We know how stressful providing care can be, especially if it's your partner who is ill. Here is info from a study reported on MSNBC that found that caregiving may actually lead to a longer life for the caregiver.

What do you think?

To see if caregiving was truly beneficial to the caregiver, Stephanie Brown (a social psychologist and an assistant professor in the department of internal medicine at the University of Michigan) and her colleagues scrutinized data from 1,688 couples who were at least 70 years old. Over a seven year period, the elderly couples were surveyed four times. During each survey, husbands and wives were asked whether they either provided or received help with such daily activities as eating, dressing, bathing, walking across the room, or using the toilet.

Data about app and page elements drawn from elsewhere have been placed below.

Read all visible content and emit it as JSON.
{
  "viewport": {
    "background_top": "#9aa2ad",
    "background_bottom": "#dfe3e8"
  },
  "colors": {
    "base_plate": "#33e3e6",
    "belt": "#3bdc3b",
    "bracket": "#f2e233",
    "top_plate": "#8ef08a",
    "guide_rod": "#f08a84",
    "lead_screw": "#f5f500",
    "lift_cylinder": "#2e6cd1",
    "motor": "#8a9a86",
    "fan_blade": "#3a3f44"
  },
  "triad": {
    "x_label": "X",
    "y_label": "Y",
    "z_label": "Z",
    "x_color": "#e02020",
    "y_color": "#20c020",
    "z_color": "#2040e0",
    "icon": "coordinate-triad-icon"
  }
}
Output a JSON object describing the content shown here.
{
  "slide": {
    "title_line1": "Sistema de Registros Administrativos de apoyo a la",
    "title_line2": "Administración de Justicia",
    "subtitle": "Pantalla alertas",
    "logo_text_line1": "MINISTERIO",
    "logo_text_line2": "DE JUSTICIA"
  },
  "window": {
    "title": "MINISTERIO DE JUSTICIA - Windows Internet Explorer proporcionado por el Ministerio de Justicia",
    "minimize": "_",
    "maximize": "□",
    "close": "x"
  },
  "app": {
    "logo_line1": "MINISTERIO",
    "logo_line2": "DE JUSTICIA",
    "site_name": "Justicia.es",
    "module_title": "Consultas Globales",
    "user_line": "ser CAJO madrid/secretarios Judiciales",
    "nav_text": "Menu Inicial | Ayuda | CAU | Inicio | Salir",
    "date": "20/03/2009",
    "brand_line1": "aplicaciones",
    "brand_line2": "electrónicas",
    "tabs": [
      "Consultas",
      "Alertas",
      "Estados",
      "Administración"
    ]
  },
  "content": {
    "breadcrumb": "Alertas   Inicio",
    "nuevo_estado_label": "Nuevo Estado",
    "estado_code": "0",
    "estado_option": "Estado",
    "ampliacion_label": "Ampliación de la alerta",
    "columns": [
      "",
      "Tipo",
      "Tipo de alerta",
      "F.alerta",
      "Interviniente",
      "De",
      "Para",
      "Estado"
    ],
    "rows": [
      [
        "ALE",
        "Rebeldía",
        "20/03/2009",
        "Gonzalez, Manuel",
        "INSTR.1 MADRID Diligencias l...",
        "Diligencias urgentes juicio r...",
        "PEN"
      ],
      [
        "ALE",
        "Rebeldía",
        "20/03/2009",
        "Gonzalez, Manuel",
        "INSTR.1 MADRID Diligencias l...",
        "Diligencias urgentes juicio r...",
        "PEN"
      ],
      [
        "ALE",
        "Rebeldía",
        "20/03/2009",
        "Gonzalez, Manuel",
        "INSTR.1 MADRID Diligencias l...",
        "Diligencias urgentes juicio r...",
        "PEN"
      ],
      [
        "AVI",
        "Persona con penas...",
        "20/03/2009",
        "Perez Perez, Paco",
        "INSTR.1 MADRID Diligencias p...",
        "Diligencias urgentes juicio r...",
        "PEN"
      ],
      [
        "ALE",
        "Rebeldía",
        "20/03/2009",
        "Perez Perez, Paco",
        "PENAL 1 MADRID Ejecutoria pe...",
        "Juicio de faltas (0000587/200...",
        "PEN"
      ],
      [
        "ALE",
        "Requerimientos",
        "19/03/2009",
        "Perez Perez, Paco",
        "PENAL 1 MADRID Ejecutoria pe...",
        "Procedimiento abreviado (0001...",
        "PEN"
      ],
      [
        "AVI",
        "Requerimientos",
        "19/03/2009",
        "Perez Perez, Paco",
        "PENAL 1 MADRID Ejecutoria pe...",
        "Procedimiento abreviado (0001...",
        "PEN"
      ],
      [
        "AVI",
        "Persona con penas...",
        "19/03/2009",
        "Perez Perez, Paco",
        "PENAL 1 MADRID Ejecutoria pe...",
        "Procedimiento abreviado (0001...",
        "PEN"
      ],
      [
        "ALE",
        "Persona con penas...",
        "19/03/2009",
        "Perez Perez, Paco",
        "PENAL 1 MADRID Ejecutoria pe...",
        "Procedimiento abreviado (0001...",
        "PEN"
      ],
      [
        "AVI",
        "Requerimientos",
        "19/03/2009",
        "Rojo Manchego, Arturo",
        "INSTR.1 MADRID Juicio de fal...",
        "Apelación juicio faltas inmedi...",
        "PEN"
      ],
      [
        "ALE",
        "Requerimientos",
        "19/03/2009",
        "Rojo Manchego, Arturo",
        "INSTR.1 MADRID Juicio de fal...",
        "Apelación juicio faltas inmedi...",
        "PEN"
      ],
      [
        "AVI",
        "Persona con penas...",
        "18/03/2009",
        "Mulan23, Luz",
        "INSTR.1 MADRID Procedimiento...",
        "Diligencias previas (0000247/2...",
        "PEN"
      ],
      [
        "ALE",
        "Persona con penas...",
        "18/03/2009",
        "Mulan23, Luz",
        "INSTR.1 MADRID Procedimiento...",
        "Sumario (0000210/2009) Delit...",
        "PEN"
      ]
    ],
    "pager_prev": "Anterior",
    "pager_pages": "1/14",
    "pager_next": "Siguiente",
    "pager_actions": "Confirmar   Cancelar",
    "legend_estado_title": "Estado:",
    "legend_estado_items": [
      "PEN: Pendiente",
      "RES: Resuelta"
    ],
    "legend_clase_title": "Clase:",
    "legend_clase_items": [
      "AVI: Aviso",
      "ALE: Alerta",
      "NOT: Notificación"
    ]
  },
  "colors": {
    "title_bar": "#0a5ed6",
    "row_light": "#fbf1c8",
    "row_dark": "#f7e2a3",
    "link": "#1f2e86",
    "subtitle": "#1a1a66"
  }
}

They were also asked who performed household tasks such as grocery shopping, managing money and meal preparation.

Brown and her colleagues found that if you accounted for the negative impact of stressing over a loved one’s illness, that caregiving actually led to longer life. During the course of the study, people who spent at least 14 hours a week caring for a sick spouse were almost 30 percent less likely to die during the study period than those who spent no time helping, according to the research recently published in Psychological Science.

The research by Brown and her colleagues fits in with results from studies showing that animals release higher levels of a hormone called oxytocin when they are parenting. That hormone leads to lower levels of stress-linked substances, Brown says. It also makes sense in light of studies showing that people who volunteer tend to live longer than those who don’t, she adds.


Kerry said...

Thank you Barbara for sharing this study. I worry much about my hubby and now maybe I can turn that around and think about the wonders of the oxytocin his caring for me is doing for him!

Barbara K. said...

Thanks for your thought Kerry. Caregiving can be draining at times - but that's not all it is.